Nicolas Allemand

Music, game dev and emulation.

July 26, 1997; Apple introduced Mac OS 8. I remember the long hours I spent in front of my Macintosh, trying the new features of the OS. That's also the first time I had the chance to try HyperCard. One thing really caught my eye: the patterns. Here's a screenshot where you can see the default ones:
Screenshot of Hypercard's patterns window Pretty cool, huh?
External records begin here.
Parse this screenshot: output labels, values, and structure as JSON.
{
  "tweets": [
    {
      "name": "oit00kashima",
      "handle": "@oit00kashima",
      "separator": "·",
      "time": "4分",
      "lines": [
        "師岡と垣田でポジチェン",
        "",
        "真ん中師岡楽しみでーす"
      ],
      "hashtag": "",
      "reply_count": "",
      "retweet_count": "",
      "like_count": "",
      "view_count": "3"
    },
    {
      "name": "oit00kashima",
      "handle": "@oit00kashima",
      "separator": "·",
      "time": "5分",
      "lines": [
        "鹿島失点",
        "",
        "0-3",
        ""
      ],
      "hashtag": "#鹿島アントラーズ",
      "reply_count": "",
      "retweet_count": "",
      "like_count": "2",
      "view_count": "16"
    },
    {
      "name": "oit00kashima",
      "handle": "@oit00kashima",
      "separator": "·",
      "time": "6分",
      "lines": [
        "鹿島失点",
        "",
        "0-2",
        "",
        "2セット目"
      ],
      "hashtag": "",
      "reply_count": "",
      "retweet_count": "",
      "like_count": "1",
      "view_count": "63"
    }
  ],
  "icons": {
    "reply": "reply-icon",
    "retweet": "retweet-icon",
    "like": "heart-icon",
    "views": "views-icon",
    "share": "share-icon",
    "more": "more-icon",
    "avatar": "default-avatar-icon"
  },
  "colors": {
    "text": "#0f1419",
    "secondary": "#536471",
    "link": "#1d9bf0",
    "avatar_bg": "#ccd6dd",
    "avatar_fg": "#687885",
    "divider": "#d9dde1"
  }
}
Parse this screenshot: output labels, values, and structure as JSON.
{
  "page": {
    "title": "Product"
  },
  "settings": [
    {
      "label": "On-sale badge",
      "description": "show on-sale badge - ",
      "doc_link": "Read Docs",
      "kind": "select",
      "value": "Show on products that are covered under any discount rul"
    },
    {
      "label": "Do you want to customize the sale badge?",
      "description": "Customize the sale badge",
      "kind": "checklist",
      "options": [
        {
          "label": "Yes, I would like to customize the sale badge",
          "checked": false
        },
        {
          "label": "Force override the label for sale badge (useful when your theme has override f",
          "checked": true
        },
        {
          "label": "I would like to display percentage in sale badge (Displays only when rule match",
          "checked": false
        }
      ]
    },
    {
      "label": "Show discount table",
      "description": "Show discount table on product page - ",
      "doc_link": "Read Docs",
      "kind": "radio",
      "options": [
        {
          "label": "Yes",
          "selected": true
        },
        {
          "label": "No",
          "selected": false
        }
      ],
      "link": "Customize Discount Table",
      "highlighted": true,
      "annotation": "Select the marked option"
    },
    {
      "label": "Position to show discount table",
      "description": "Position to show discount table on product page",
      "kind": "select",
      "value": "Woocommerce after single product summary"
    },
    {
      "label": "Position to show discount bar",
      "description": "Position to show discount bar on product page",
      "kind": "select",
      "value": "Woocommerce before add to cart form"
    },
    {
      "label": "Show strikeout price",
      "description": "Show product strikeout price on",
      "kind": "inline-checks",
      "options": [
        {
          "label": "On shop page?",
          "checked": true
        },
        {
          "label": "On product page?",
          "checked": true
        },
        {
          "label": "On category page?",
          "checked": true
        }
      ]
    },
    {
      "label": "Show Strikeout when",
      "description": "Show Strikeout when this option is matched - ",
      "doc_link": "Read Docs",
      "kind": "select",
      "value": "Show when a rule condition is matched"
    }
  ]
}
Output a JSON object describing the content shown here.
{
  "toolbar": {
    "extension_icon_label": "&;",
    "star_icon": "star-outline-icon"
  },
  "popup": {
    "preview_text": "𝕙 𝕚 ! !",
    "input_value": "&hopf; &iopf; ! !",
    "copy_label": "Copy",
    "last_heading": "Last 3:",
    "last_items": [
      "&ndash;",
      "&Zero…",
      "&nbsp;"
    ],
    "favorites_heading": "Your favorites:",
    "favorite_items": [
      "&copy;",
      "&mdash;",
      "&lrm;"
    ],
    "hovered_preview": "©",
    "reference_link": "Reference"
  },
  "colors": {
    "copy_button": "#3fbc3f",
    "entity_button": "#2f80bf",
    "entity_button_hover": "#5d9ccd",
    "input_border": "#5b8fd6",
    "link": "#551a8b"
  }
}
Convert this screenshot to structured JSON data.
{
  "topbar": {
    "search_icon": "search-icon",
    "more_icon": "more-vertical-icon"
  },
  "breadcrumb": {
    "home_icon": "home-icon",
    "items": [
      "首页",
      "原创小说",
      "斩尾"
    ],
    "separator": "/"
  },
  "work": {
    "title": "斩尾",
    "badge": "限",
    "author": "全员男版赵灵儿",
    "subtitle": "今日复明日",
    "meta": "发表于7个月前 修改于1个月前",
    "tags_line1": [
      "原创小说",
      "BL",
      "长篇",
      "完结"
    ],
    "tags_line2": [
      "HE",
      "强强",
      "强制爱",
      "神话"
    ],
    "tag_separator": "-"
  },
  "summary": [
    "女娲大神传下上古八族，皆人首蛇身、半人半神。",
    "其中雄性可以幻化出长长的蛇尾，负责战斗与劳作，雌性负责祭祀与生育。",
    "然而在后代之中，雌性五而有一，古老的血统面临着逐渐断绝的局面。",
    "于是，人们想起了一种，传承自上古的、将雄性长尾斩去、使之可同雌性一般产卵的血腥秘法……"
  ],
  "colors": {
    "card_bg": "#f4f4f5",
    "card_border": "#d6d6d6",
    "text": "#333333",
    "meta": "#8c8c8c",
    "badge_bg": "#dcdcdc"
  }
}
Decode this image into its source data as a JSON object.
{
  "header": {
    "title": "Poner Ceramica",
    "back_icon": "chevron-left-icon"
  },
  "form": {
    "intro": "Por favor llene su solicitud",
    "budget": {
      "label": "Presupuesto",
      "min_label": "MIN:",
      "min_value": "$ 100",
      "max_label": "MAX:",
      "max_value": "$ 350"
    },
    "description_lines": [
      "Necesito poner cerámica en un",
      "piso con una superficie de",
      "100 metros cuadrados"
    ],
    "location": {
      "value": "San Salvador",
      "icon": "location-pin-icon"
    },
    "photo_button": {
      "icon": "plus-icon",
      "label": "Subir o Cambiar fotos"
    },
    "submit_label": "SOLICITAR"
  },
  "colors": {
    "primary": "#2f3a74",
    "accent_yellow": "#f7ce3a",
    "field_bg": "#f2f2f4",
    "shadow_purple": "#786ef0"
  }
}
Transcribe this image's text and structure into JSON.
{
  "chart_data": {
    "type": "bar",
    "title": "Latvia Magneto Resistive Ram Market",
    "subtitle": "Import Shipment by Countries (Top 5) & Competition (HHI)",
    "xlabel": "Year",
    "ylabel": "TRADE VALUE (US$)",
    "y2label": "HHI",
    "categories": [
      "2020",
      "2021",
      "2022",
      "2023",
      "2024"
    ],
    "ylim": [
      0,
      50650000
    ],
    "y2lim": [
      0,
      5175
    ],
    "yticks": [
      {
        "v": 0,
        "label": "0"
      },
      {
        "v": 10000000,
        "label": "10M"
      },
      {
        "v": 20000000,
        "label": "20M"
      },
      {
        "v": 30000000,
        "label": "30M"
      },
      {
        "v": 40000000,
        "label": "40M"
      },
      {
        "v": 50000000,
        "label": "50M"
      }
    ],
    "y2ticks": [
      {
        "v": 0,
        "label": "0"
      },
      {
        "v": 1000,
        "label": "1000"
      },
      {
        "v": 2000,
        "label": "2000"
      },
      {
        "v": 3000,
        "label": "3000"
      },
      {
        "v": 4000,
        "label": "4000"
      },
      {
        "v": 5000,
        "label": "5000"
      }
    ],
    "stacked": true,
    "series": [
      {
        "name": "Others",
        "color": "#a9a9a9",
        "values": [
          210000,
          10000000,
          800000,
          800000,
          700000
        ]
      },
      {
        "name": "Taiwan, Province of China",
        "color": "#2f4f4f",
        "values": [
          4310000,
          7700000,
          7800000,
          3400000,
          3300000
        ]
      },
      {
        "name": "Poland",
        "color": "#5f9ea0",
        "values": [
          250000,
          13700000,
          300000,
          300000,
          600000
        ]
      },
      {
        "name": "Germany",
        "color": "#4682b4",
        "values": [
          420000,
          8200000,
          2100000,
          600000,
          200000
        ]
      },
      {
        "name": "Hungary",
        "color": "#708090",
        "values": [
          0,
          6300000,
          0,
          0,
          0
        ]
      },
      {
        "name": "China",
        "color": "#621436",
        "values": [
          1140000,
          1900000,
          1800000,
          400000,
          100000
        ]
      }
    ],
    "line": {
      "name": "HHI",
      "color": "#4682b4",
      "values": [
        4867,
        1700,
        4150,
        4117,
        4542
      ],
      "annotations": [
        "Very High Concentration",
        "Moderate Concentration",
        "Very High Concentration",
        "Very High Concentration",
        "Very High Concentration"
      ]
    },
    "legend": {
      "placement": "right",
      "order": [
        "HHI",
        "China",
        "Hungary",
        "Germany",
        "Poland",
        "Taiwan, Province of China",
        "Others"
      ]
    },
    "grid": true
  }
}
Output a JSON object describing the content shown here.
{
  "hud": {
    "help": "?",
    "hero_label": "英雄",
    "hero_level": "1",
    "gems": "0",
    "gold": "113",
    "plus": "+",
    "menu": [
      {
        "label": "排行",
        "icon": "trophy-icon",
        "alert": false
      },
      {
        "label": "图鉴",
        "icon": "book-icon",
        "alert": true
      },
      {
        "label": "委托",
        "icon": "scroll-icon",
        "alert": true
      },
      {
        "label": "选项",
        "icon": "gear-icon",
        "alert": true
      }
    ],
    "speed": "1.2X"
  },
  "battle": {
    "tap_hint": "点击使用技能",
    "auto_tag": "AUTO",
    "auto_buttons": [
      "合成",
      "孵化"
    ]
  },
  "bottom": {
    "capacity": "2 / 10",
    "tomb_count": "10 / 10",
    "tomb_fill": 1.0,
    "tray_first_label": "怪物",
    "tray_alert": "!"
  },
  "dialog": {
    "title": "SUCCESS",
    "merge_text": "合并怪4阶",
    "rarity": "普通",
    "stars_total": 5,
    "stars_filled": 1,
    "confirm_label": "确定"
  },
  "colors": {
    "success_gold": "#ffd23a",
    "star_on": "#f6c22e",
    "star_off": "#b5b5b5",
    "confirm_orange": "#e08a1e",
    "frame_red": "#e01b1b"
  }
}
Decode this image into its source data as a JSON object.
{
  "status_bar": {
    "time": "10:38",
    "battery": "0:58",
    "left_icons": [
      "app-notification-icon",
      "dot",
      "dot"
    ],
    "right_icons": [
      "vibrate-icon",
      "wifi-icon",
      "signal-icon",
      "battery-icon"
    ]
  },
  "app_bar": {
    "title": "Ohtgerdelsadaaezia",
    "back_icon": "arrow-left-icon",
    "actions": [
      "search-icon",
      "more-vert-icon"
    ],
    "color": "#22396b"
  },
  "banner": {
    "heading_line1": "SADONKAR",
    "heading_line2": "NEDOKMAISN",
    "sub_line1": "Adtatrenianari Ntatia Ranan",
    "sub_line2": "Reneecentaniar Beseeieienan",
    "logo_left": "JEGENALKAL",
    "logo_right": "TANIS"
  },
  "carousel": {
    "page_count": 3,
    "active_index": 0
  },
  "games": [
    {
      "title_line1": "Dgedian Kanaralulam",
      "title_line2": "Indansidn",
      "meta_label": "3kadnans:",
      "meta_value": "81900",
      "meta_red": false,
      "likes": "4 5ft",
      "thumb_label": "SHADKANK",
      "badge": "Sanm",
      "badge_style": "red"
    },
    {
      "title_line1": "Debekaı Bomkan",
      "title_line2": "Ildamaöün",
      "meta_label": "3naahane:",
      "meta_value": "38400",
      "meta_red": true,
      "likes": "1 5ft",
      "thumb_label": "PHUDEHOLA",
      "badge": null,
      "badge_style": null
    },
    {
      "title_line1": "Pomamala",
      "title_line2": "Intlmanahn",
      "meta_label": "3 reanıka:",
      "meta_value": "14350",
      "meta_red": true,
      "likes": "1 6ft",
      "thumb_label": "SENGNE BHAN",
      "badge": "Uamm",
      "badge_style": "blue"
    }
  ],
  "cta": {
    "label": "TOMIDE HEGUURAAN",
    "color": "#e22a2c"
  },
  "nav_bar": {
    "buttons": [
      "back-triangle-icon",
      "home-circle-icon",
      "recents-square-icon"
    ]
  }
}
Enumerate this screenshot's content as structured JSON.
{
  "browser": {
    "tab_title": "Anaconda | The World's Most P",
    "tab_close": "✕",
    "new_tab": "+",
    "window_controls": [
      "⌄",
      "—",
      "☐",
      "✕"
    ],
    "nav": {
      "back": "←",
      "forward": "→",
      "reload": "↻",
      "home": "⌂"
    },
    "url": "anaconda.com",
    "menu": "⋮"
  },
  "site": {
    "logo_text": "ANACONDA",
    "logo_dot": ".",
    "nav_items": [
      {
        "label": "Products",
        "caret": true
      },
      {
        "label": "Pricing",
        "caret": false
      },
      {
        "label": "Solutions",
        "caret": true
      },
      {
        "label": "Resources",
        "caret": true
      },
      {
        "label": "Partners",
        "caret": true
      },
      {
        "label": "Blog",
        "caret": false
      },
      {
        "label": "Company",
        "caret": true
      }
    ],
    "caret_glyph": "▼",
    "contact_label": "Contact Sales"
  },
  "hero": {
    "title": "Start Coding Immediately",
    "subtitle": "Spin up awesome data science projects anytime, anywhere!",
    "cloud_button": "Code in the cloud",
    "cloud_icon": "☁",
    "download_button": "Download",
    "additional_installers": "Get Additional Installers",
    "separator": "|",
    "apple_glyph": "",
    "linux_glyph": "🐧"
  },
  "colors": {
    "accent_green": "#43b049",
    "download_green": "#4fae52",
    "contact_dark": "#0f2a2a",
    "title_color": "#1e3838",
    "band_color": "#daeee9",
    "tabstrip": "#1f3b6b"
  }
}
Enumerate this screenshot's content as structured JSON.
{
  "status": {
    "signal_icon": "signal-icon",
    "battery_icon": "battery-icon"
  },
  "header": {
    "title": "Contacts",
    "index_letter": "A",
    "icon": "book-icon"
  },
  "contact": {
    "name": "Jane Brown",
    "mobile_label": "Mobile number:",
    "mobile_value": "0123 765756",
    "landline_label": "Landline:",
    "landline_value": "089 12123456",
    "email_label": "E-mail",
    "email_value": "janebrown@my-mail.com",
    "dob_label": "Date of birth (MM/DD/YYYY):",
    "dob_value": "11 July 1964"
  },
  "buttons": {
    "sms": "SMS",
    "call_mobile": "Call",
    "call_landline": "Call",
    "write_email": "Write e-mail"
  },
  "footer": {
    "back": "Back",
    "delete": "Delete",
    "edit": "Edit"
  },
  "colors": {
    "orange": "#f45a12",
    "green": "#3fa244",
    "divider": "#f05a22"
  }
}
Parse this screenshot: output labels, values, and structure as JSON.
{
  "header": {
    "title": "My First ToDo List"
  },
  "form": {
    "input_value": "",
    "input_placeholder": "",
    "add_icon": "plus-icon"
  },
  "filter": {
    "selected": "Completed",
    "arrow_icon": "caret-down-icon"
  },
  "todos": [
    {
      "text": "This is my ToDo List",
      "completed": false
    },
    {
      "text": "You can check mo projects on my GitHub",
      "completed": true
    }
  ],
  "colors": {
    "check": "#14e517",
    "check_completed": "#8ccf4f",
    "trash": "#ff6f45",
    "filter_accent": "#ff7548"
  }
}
I was -and still am- amazed at the ingenuity behind this. The patterns were usually small (17x12 for HyperCard patterns), and only two colours were allowed, yet some of these patterns were awfully complex.
Naturally, I thought this would be a fun idea to re-implement them in a more contemporary engine. I made a little library for LÖVE, which returns a canvas of the desired size, after loading a custom .lua pattern file.

Example of a pattern file:

local p = {}
p.width = 17
p.height = 12
p.data = {2,1,2,1,2,1,2,1,2,1,2,1,2,1,2,1,2,1,2,1,2,1,2,1,2,1,2,1,2,1,2,1,2,1,2,1,2,1,2,1,2,1,2,1,2,1,2,1,2,1,2,1,2,1,2,1,2,1,2,1,2,1,2,1,2,1,2,1,2,1,2,1,2,1,2,1,2,1,2,1,2,1,2,1,2,1,2,1,2,1,2,1,2,1,2,1,2,1,2,1,2,1,2,1,2,1,2,1,2,1,2,1,2,1,2,1,2,1,2,1,2,1,2,1,2,1,2,1,2,1,2,1,2,1,2,1,2,1,2,1,2,1,2,1,2,1,2,1,2,1,2,1,2,1,2,1,2,1,2,1,2,1,2,1,2,1,2,1,2,1,2,1,2,1,2,1,2,1,2,1,2,1,2,1,2,1,2,1,2,1,2,1,2,1,2,1,2,1,2,1,2,1,2,1,}
return p

And how to draw it :

local patterns = require 'patterns'

function love.load()
    canvas = patterns.getCanvas(150, 250, 'my_pattern_file')
end

function love.draw()
    love.graphics.draw(canvas)
end

Finally, here's how the pattern editor looks like:
Screenshot of Pattern Editor app

Here :)